Up to one-quarter of older Medicare beneficiaries with diffuse large B-cell lymphoma (DLBCL) do not receive any therapy. Functional impairment may compromise DLBCL therapy, but data are lacking about treatment and outcomes of home health services (HHS) recipients. In a novel population-based study, researchers found that functional impairment was an independent predictor of treatment and outcomes in older patients with DLBCL. The results of the study were presented at the 2020 ASH Annual Meeting.
Researchers used the Surveillance, Epidemiology, and End Results-Medicare database to select beneficiaries diagnosed with DLBCL between 2011 and 2015. HHS recipients who had Outcome and Assessment Information Set (OASIS) assessments within three months before diagnosis or treatment were identified. Scores were categorized as mild (OASIS 0-9), moderate (10-16), and severe (17-40).

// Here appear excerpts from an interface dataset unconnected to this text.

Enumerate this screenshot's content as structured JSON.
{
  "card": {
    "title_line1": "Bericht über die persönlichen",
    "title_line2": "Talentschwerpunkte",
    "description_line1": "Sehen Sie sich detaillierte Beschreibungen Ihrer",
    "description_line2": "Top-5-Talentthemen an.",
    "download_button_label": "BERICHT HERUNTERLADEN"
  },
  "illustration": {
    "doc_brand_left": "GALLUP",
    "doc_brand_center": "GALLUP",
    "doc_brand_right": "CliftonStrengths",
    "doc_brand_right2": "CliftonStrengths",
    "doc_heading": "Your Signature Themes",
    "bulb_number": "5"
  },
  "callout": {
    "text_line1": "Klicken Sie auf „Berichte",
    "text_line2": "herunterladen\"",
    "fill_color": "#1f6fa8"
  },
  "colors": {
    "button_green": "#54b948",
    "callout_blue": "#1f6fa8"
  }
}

Among 8,914 beneficiaries with DLBCL, 1,317 (median age, 80 years; 46% were male; 83% were white) had OASIS assessments. Median OASIS score was 13 (range, 7-18). Chemotherapy was administered to 63% of HHS recipients compared with 75% of other beneficiaries (odds ratio [OR], 0.66; 95% confidence interval [CI], 0.57-0.76). HHS recipients were significantly more likely to experience 30-day emergency department (ED) visit, hospitalization, intensive care unit (ICU) admission, and mortality after chemotherapy (OR, 1.24-1.52) and have shorter overall survival (OS; 7 vs. 40 months) compared with other beneficiaries with DLBCL (adjusted hazard ratio [aHR], 1.55; 95% CI, 1.44-1.67).
Severe functional impairment was associated with lower odds of receiving any therapy, as well as higher rates of acute mortality, hospitalization, and ICU admission. Patients with moderate impairment had an increased risk of 30-day ED visit and ICU admission after chemotherapy. OS was worse with severe functional impairment, even after adjusting for other clinical factors (aHR, 1.64; 95% CI, 1.24-2.17).
Functional status was not significantly associated with the use of standard or non-standard regimen, and OS was better with R-CHOP-like therapy in all functional groups (aHR, 0.50-0.56; P=0.85).
“Our results highlight the need for novel, less toxic strategies in this population, supporting research on emerging chemotherapy-free approaches,” the researchers concluded. “Clinicians should consider a dedicated functional assessment (such as a comprehensive geriatric assessment) to optimize treatment selection in DLBCL. OASIS assessments for HHS recipients are easily available to clinicians and could be incorporated into pre-chemotherapy evaluation to improve patient selection for intensive therapies, potentially avoiding under-treatment with attenuated regimens.”
Di M, Keeney T, Belanger E, et al. Functional Status and Therapy for Older Patients with Diffuse Large B-Cell Lymphoma (DLBCL): A Population-Based Study. Abstract 743. Presented at the 62nd American Society of Hematology Annual Meeting & Exposition, December 2-11, 2020.